- _Your task_
From the records below, copy each line in which the string "photo" occurs.

____ Given information

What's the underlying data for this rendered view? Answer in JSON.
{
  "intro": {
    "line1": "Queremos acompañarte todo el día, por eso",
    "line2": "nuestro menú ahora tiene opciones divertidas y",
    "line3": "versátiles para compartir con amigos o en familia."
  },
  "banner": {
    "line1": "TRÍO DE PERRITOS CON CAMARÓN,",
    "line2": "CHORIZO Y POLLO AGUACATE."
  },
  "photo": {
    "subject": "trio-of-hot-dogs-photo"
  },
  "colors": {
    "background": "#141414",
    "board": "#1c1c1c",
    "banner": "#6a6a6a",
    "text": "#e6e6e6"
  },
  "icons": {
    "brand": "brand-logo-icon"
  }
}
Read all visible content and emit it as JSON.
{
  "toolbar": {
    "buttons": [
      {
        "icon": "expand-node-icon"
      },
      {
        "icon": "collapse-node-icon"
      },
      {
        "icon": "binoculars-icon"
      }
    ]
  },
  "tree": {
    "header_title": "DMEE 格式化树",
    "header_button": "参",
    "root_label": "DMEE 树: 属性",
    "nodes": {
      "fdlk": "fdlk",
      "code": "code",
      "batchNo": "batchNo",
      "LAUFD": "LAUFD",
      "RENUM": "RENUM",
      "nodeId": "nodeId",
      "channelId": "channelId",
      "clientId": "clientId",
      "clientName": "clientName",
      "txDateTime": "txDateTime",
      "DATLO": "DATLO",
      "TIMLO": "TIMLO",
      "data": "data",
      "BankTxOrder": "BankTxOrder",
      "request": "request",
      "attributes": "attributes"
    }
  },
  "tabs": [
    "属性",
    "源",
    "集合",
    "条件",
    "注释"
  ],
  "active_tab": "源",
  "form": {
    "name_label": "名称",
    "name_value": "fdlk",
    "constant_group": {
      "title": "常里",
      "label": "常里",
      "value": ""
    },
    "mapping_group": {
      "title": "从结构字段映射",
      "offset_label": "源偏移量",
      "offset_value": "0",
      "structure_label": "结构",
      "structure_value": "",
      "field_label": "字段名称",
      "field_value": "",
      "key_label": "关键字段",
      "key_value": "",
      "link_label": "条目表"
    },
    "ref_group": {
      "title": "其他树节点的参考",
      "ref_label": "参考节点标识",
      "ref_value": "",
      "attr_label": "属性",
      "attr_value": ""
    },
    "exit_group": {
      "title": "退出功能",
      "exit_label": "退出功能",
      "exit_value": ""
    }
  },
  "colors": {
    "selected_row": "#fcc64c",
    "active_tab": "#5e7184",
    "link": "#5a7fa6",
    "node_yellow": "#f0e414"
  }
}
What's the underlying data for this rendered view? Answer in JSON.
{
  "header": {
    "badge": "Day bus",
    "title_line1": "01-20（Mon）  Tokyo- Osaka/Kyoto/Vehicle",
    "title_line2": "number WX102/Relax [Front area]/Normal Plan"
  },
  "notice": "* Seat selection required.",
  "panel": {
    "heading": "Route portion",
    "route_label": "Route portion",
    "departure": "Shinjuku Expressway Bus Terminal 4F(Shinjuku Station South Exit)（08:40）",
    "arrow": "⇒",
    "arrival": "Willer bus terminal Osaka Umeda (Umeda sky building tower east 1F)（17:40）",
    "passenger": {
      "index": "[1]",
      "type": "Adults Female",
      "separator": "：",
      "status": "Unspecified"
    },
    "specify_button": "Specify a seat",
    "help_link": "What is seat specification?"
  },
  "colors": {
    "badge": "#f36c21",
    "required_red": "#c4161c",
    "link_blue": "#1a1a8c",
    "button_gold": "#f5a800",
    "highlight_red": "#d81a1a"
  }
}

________

- _Task result_
  "photo": {
    "subject": "trio-of-hot-dogs-photo"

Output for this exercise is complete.